> _PROMPT_:
Look through the data below, and copy each line that carries the word "sciences".

> _DATA SUPPLIED_:
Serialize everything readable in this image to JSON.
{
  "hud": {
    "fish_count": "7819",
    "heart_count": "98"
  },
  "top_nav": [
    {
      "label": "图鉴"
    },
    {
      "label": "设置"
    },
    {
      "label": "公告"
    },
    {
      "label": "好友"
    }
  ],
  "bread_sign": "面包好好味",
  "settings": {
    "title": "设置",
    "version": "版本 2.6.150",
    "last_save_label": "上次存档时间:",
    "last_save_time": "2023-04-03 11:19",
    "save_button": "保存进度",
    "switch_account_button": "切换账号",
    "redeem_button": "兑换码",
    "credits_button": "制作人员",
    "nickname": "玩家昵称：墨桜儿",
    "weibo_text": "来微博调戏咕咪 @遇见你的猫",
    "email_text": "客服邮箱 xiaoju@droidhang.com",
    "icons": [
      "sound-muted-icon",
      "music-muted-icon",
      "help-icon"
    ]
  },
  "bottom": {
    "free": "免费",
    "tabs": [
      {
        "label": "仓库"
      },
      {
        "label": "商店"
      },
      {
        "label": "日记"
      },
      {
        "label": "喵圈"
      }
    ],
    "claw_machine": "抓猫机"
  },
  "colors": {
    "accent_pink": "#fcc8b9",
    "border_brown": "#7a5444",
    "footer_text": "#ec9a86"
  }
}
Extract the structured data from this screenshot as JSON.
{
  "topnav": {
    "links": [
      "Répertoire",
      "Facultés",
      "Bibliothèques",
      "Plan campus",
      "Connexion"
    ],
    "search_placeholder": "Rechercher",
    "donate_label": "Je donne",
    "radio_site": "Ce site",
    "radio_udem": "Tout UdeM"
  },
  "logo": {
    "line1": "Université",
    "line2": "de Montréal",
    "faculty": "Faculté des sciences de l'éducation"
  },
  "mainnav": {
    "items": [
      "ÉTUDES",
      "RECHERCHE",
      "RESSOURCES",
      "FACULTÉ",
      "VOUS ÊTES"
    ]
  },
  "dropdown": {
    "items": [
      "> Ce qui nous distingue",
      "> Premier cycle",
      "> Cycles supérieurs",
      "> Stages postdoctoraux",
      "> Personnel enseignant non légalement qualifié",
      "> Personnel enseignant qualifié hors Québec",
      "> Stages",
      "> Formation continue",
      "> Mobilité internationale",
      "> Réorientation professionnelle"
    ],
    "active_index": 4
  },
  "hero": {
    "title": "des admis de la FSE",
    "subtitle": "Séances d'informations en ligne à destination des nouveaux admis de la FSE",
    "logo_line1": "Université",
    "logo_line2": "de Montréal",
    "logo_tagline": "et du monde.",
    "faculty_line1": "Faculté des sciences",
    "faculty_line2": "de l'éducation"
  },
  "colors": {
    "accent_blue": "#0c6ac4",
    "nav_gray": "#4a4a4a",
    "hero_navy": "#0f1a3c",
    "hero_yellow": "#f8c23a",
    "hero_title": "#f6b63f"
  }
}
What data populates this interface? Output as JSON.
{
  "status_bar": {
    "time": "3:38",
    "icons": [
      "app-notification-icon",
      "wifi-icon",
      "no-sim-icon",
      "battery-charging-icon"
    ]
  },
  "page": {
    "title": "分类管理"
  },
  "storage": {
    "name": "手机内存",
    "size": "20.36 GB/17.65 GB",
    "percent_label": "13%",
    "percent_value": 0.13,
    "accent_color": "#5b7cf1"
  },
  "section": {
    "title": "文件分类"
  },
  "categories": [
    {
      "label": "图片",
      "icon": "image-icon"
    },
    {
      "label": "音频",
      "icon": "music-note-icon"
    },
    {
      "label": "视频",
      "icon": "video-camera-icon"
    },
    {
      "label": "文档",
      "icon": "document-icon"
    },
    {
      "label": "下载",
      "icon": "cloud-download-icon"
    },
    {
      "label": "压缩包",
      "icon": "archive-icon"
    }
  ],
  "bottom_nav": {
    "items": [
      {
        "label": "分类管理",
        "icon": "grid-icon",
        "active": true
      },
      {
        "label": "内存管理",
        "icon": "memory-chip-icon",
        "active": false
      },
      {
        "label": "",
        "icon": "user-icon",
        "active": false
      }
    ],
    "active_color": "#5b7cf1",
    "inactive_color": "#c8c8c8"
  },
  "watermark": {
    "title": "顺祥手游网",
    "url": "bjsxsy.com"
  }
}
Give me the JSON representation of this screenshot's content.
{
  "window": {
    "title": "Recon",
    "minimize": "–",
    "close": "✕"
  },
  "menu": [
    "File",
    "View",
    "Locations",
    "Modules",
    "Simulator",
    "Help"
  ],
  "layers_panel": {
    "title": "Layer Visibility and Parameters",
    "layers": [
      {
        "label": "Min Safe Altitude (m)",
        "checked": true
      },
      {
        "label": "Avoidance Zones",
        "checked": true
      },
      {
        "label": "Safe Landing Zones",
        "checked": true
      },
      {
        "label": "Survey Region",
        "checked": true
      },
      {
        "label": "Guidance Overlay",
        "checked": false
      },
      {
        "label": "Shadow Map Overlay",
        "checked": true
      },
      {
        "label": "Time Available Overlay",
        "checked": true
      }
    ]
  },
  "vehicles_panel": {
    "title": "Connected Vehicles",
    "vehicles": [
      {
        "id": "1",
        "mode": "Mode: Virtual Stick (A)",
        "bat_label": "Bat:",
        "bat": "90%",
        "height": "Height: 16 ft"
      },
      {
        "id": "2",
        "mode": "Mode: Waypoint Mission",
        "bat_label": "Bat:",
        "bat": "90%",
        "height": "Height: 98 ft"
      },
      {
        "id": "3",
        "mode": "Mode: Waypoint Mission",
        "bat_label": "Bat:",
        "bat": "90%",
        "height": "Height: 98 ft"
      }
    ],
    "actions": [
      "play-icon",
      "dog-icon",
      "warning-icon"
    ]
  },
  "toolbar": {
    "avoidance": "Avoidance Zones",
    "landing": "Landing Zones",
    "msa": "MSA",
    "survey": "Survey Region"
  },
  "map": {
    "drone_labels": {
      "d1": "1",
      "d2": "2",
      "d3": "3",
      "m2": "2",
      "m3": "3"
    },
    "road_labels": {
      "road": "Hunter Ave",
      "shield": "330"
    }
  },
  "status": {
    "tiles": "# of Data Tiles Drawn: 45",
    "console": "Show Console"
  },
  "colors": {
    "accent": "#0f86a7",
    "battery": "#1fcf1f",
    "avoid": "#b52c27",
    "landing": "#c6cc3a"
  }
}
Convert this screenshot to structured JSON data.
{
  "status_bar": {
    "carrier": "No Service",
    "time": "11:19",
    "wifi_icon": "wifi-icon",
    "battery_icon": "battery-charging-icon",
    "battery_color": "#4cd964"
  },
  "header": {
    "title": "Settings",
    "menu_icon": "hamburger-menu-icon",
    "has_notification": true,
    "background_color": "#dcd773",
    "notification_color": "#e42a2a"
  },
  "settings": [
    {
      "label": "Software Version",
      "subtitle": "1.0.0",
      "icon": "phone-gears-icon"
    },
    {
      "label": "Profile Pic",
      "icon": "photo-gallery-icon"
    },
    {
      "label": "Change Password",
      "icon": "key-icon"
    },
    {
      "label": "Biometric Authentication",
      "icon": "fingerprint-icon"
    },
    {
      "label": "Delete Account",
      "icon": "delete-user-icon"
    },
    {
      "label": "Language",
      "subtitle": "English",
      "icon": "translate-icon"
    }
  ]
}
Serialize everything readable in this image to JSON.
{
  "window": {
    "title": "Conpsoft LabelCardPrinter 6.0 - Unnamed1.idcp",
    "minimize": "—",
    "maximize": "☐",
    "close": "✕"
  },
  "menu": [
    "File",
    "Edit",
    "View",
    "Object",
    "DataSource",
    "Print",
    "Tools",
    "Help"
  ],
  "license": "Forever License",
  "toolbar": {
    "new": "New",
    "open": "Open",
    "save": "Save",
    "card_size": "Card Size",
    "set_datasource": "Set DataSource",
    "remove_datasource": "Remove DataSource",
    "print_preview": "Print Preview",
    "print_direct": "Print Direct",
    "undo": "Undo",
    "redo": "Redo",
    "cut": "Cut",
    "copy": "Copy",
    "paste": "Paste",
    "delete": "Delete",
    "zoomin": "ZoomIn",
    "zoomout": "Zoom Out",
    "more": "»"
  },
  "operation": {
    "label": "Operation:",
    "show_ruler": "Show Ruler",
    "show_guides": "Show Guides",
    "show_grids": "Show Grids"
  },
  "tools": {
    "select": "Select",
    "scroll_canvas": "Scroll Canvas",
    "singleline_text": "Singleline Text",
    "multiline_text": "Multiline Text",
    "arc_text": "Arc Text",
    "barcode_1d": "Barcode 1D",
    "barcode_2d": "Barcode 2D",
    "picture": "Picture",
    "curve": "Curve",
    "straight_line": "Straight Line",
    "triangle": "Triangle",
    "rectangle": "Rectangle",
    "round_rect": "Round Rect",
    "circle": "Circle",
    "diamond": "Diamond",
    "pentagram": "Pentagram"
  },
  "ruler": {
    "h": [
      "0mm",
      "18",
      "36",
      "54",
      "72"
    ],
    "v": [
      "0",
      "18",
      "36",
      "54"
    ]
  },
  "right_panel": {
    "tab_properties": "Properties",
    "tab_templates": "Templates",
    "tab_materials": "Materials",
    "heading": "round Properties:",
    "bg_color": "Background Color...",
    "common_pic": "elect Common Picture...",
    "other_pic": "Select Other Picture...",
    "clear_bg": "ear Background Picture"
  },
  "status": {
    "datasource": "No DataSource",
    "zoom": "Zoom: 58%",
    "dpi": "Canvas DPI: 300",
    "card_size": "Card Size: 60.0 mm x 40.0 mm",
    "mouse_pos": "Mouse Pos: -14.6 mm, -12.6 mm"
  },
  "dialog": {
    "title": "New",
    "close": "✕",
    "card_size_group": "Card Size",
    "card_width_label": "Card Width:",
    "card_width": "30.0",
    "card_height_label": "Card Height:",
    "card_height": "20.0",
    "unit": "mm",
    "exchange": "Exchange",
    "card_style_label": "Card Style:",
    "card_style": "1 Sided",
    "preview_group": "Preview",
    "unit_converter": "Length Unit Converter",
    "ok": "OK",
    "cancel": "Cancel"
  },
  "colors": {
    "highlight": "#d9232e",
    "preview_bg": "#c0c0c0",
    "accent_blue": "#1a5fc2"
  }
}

> _TASK ANSWER_:
    "faculty": "Faculté des sciences de l'éducation"
    "faculty_line1": "Faculté des sciences",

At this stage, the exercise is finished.